- Task directions -
In the lines below, look for "this". Copy each line where it appears.

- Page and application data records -
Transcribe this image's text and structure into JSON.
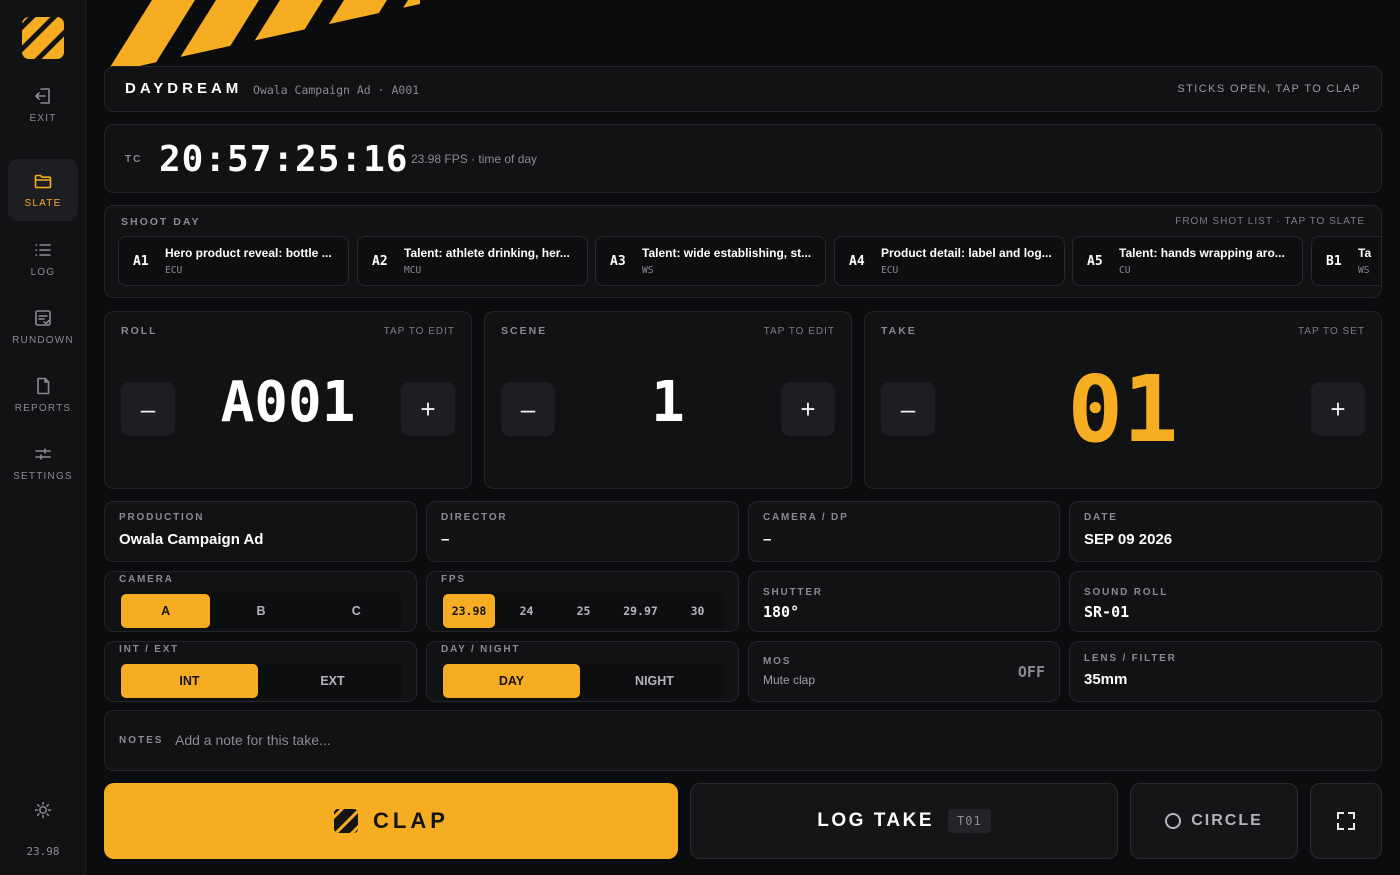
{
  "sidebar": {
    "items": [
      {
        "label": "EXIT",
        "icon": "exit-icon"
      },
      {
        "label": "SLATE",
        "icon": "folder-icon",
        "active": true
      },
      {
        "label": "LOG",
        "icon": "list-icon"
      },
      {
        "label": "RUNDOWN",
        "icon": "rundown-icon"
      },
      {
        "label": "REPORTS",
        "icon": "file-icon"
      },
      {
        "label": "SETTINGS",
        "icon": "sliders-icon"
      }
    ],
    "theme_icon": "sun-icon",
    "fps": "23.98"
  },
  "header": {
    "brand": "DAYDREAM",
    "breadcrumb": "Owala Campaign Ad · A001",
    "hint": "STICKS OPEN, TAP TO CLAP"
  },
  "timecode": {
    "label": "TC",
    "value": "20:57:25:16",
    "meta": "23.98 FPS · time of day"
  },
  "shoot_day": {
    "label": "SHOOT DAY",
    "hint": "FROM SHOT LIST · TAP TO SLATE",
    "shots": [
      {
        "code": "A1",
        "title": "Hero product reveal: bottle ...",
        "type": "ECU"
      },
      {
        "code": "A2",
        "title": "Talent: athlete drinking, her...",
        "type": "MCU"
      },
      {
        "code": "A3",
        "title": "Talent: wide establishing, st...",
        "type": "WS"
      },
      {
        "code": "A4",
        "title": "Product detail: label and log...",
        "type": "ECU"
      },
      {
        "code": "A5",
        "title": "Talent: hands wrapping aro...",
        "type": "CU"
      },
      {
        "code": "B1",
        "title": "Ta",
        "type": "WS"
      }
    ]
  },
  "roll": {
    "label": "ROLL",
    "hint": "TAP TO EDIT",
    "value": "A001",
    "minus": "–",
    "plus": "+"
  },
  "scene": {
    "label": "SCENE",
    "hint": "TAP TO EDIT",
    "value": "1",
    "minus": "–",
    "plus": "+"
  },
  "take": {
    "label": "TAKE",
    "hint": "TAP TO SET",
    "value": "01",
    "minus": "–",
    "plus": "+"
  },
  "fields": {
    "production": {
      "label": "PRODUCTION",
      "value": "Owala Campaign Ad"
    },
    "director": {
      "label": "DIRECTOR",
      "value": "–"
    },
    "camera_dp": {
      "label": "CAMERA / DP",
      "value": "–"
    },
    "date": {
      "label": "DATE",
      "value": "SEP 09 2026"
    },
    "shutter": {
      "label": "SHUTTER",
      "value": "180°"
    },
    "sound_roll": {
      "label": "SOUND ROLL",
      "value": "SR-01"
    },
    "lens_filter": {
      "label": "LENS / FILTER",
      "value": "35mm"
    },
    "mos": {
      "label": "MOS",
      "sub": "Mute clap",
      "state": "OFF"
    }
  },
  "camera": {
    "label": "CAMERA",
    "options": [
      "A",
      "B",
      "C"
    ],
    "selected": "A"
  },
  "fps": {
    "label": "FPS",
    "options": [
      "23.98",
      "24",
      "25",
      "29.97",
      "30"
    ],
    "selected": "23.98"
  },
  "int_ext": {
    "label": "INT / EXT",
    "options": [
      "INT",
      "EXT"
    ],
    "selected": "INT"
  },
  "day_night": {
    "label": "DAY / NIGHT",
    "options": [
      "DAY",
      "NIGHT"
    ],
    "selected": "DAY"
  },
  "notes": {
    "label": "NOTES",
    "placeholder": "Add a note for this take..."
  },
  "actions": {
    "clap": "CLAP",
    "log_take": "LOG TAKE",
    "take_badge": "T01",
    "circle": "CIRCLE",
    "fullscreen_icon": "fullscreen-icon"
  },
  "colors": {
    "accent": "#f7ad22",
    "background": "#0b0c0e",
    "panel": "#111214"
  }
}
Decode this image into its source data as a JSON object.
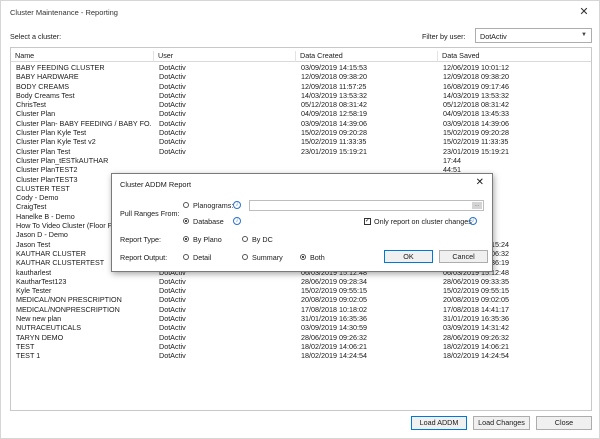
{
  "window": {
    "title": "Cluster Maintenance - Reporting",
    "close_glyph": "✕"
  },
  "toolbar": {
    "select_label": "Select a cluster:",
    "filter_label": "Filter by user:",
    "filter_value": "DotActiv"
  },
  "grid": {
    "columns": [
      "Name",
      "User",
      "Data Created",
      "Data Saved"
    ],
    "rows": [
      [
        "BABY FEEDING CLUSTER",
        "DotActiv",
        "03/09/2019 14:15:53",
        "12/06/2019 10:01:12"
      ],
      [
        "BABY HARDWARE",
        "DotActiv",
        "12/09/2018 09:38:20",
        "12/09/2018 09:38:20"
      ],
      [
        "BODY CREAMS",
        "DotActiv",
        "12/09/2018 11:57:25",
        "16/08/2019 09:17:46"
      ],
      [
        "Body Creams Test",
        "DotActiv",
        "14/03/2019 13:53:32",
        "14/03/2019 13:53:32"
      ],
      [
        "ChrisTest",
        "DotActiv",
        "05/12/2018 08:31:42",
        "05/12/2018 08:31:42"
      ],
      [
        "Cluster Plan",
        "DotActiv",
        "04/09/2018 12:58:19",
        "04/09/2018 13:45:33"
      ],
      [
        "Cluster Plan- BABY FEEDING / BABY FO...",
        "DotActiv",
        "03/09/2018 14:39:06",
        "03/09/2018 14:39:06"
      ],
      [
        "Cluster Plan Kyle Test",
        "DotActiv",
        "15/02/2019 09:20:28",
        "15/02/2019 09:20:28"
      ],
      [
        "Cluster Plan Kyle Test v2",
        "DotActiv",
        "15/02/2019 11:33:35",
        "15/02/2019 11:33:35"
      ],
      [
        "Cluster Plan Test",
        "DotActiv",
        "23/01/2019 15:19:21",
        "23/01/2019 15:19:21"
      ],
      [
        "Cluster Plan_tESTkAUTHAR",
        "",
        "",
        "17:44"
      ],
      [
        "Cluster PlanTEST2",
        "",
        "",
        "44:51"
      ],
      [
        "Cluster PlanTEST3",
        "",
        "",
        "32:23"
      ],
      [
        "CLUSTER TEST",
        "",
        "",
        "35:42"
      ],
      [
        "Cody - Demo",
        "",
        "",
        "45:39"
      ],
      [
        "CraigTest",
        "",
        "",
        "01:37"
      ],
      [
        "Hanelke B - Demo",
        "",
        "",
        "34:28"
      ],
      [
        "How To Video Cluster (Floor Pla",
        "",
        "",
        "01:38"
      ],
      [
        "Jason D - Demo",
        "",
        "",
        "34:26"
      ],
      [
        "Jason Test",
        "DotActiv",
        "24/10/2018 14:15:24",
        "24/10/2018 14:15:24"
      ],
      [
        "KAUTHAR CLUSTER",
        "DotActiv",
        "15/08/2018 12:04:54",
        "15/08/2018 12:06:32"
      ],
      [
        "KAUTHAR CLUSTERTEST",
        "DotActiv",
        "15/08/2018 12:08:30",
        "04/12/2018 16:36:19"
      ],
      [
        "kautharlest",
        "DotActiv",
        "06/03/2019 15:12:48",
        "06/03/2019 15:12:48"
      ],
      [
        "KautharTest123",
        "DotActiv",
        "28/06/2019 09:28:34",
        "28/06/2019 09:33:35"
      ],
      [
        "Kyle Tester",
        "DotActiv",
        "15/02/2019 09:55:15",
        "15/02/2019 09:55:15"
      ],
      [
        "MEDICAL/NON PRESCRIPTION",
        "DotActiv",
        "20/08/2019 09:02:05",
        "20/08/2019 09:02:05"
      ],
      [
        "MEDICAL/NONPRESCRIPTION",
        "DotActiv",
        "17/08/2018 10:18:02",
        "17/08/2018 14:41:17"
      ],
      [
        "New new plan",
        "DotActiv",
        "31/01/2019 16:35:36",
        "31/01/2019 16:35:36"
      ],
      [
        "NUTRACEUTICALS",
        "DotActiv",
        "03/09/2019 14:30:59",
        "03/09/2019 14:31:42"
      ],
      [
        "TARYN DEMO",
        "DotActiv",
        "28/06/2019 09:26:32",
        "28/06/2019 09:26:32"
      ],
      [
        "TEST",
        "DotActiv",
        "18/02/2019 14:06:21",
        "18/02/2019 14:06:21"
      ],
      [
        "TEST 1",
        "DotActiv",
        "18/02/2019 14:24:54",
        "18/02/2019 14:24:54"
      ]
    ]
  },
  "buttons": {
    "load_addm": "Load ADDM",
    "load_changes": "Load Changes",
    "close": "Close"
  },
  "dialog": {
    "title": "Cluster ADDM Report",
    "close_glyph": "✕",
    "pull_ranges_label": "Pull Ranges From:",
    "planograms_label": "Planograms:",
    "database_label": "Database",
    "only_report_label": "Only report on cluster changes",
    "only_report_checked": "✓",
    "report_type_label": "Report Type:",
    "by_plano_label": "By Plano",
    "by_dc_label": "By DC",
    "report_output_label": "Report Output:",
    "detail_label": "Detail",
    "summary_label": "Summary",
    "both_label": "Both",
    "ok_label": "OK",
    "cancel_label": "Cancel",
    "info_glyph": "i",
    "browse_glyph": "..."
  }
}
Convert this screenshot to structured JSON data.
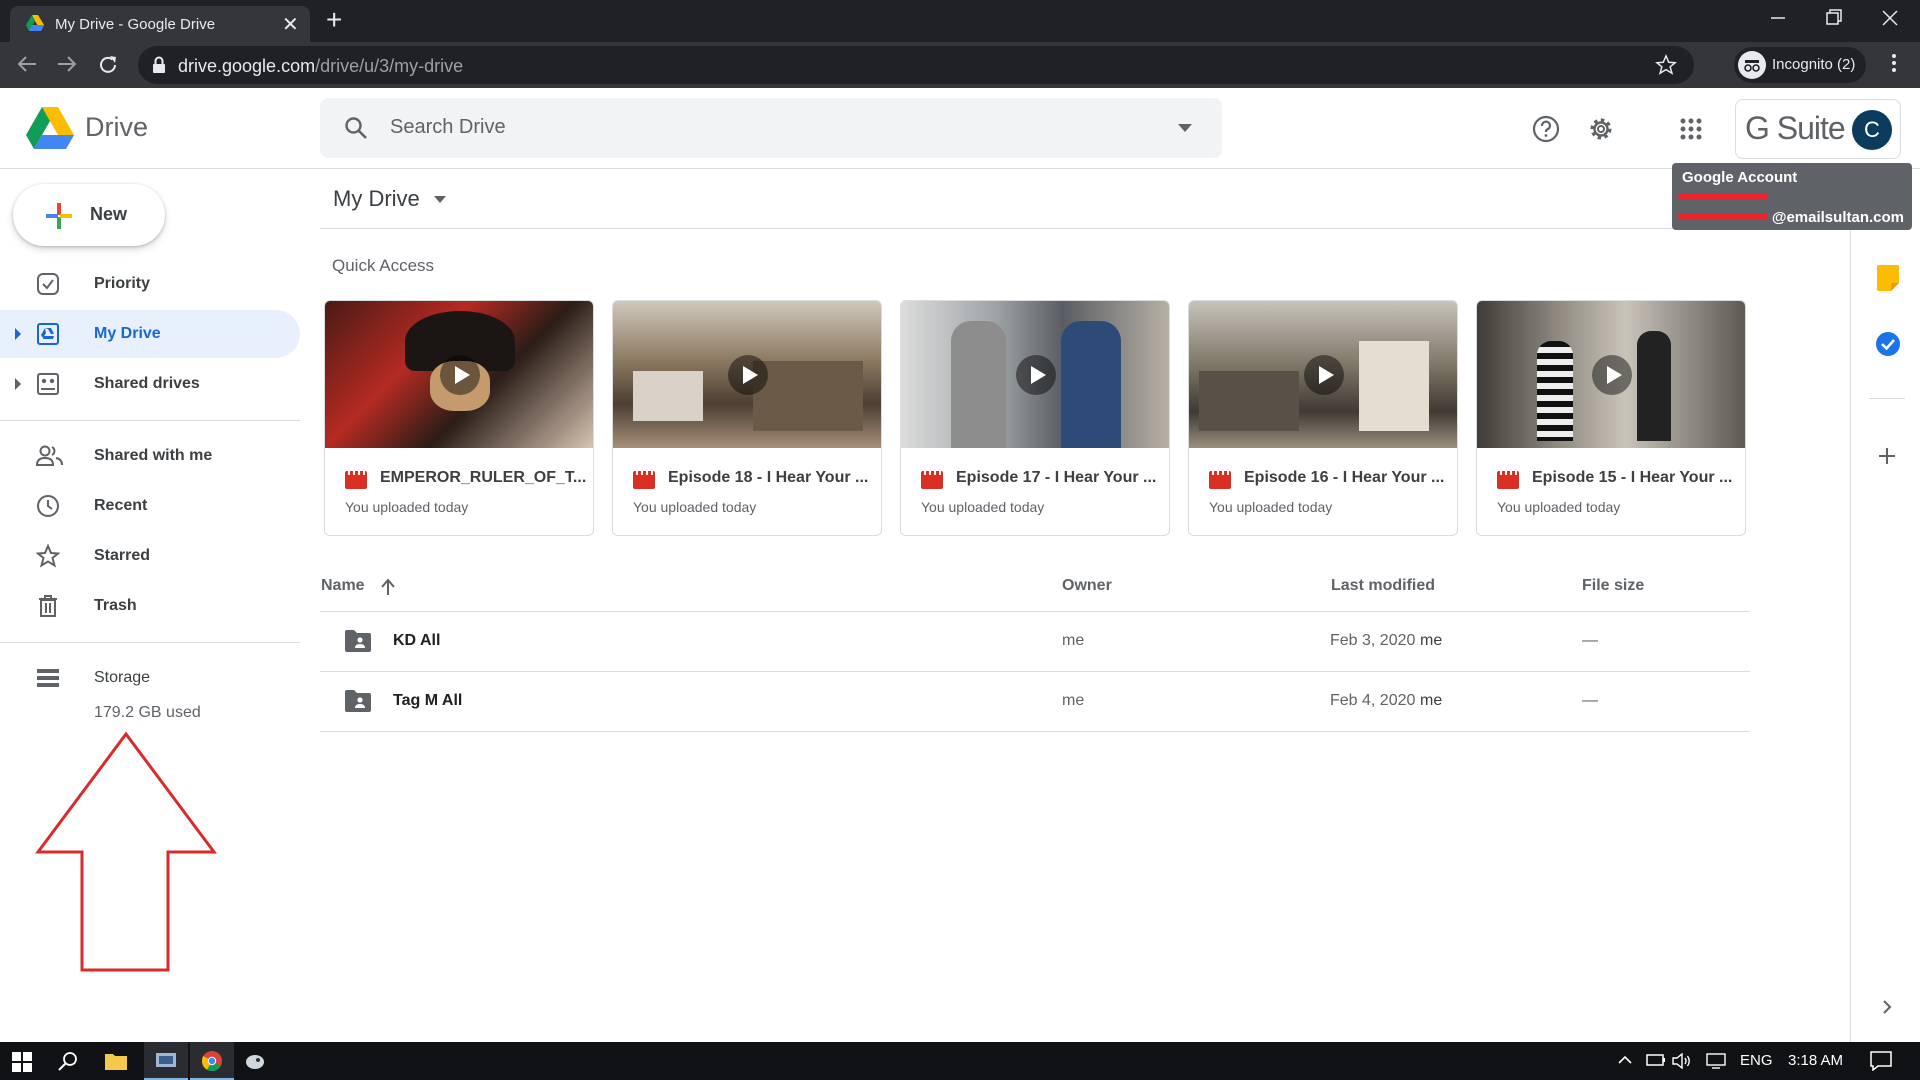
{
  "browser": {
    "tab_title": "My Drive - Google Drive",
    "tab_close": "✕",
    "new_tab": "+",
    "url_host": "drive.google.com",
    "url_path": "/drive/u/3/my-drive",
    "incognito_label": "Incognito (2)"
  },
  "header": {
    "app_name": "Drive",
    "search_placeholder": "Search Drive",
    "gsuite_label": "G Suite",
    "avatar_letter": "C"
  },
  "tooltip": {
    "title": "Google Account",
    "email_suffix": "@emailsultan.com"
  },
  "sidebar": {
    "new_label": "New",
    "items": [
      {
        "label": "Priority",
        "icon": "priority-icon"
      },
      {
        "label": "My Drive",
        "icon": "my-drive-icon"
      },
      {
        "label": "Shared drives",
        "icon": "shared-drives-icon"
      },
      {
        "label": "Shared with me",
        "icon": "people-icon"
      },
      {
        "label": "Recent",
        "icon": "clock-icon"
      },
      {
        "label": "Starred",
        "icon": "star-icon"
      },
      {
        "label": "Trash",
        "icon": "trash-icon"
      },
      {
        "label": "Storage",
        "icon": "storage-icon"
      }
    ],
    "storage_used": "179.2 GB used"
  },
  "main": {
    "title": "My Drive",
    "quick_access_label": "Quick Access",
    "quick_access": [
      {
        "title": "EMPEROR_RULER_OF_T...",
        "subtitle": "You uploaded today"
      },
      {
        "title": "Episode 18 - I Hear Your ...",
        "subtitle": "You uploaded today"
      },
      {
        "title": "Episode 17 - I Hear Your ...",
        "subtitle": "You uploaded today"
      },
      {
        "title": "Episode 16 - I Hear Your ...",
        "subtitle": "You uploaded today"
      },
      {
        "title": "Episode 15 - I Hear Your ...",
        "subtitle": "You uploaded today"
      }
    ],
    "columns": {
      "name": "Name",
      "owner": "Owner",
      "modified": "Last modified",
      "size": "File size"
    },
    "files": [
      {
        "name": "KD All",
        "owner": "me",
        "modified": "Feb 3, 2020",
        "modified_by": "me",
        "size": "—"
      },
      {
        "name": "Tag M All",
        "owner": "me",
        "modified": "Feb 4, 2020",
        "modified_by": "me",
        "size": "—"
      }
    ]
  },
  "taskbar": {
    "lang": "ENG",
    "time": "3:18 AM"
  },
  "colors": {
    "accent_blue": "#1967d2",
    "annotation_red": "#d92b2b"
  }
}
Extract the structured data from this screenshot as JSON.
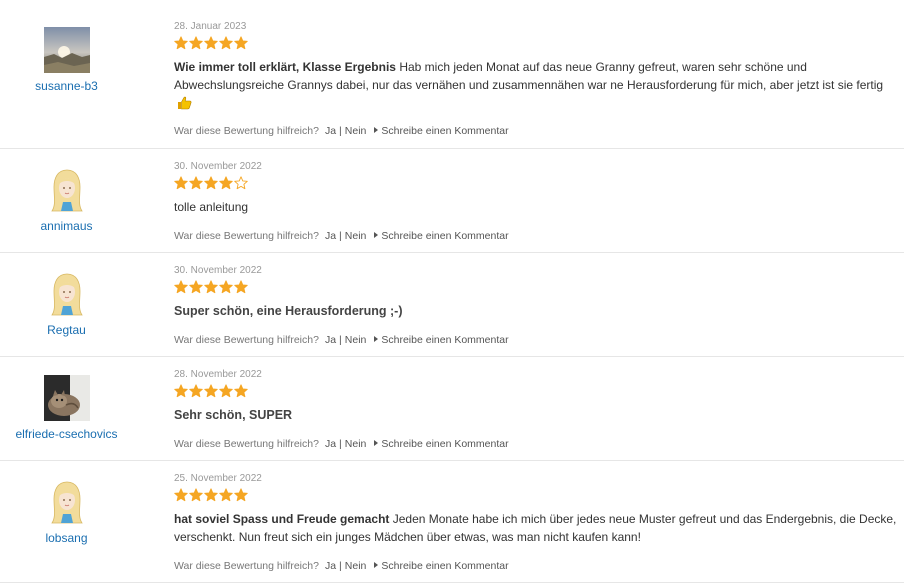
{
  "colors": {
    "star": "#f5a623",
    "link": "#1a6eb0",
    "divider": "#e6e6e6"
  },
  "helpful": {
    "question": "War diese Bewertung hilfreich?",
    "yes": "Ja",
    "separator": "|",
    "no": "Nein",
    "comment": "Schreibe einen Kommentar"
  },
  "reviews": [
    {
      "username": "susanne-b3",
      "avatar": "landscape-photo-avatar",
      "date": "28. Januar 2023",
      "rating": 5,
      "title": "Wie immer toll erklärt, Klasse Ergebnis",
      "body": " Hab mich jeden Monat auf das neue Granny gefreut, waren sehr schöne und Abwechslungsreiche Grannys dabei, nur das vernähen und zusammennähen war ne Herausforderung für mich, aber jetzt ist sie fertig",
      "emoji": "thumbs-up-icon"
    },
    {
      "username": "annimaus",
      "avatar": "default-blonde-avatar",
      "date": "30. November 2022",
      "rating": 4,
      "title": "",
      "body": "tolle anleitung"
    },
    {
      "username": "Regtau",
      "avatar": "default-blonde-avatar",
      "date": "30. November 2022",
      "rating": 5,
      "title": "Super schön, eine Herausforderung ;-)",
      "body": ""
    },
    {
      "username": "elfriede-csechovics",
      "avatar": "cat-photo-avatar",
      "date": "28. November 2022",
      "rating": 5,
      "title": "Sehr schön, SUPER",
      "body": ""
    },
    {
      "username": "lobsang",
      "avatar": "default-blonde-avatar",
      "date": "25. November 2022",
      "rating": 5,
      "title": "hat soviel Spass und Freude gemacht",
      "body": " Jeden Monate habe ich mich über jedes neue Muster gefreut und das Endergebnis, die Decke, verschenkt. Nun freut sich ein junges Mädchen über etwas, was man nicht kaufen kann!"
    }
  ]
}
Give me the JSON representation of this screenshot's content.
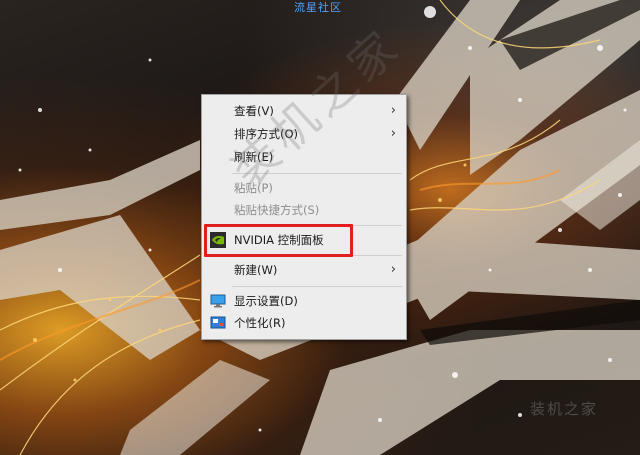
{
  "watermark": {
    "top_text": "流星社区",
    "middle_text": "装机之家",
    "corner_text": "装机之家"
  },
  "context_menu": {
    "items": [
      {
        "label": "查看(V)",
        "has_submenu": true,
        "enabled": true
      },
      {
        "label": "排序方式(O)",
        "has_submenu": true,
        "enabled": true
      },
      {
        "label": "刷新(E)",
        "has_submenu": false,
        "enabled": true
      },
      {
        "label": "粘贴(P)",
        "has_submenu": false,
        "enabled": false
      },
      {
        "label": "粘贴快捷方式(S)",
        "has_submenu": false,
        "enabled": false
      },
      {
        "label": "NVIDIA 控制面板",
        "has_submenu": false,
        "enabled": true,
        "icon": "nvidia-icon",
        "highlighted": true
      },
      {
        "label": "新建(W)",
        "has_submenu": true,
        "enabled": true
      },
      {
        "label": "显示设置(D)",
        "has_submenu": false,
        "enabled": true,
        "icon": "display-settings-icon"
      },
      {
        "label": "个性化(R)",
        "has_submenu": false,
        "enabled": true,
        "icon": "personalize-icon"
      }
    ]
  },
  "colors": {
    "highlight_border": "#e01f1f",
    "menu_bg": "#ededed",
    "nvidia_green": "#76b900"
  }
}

- Task output -
Transcribe this image's text and structure into JSON.
    "placeholder": "Add a note for this take..."
Decode this image into its source data as a JSON object.
Convert this screenshot to structured JSON data.
Extract the structured data from this screenshot as JSON.
Give me the JSON representation of this screenshot's content.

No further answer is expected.